§ **TASK REQUIREMENTS**
Locate every line below that contains the word "author" and copy it.

§ **SOURCE MATERIAL**
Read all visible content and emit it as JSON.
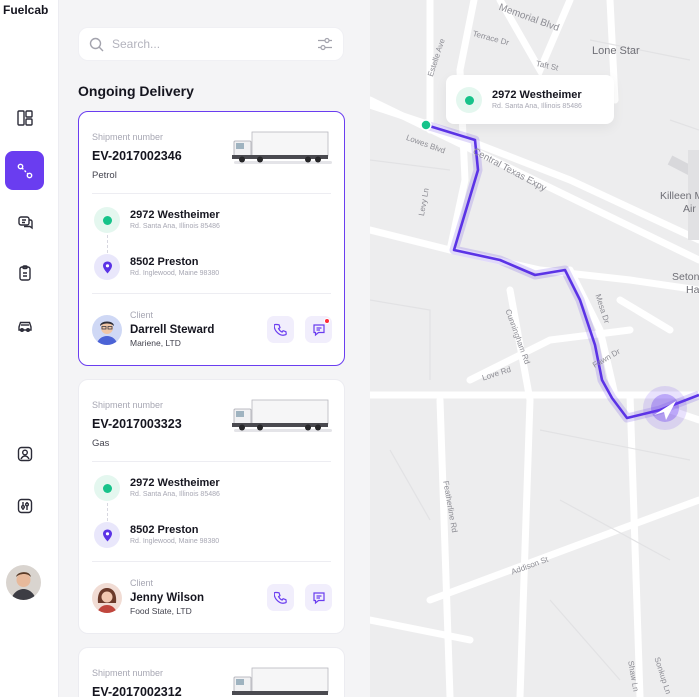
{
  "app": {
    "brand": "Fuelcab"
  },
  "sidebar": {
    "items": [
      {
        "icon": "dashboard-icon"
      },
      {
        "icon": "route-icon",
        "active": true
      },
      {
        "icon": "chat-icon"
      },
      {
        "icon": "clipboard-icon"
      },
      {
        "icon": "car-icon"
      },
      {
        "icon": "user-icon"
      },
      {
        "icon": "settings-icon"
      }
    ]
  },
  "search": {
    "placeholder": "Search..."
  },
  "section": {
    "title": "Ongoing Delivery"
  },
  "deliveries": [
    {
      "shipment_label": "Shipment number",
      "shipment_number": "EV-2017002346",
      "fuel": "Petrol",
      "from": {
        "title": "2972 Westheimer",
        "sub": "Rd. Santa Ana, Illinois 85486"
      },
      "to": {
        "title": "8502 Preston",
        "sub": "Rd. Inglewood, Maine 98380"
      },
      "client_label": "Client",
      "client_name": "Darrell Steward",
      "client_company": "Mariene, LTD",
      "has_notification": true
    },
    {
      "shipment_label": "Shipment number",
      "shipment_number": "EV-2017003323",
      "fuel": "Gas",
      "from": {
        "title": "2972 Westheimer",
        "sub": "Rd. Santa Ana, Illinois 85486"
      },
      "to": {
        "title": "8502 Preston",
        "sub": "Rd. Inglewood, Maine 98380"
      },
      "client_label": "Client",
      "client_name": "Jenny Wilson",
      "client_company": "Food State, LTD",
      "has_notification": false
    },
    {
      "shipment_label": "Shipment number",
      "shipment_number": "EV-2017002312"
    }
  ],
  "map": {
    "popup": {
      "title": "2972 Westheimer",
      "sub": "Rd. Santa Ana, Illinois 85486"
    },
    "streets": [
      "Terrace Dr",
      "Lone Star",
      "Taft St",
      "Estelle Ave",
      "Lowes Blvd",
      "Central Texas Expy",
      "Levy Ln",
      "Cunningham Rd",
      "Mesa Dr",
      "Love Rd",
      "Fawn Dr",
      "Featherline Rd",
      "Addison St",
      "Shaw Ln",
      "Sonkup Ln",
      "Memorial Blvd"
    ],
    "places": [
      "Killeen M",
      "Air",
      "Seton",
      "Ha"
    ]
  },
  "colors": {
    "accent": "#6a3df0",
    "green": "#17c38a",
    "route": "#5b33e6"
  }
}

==

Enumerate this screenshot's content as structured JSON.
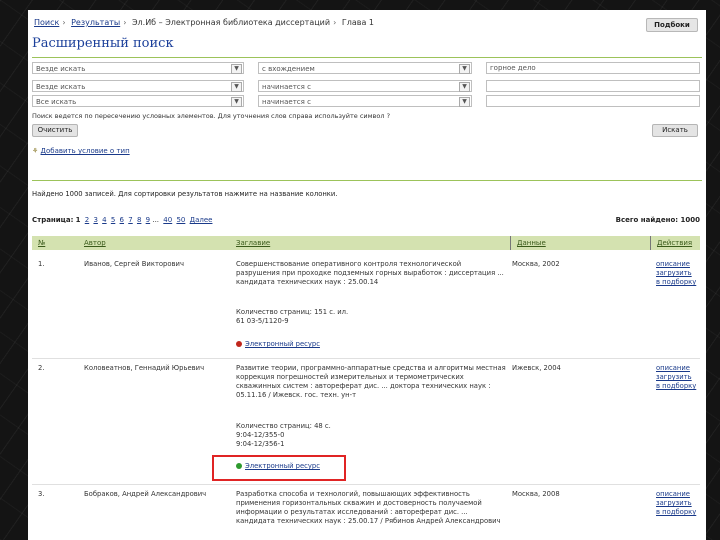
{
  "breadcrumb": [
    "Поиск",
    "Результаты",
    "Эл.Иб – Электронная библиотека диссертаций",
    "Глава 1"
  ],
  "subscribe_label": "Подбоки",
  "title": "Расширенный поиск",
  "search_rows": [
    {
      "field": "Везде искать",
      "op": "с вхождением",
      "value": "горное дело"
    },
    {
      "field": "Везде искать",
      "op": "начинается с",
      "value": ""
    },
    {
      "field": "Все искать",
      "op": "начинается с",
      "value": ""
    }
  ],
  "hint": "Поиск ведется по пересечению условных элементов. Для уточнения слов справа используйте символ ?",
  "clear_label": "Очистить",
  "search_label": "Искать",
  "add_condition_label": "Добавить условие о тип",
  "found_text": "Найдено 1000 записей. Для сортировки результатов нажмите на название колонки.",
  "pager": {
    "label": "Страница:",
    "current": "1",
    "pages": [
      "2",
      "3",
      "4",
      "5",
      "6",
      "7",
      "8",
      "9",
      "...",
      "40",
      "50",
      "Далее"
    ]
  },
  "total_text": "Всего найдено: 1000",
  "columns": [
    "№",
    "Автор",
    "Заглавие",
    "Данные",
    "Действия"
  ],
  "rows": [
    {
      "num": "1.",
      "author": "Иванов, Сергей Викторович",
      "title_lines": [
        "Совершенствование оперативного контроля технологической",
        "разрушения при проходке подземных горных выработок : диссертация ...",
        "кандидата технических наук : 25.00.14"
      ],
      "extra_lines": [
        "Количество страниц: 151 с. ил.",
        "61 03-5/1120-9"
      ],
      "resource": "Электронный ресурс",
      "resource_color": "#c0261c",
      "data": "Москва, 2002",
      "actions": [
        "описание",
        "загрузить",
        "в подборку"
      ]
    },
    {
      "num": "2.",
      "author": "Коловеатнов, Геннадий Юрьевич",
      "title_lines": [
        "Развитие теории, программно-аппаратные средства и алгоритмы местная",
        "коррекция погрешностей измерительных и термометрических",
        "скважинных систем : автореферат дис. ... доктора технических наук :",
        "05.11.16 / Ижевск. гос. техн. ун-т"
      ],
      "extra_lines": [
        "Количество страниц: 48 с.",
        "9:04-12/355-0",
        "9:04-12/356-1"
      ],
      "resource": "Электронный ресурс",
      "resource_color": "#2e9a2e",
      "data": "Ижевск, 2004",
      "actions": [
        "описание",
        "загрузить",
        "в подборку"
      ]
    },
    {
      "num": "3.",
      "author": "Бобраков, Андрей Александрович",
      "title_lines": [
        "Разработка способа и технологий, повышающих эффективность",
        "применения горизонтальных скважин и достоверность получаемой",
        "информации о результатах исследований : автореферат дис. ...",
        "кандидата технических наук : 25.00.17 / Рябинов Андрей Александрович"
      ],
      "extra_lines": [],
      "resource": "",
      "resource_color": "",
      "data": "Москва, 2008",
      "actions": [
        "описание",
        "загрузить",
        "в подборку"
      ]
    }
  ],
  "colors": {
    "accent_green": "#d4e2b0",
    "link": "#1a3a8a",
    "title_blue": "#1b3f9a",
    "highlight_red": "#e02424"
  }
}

§ **EXERCISE RESPONSE**
      "author": "Иванов, Сергей Викторович",
      "author": "Коловеатнов, Геннадий Юрьевич",
      "author": "Бобраков, Андрей Александрович",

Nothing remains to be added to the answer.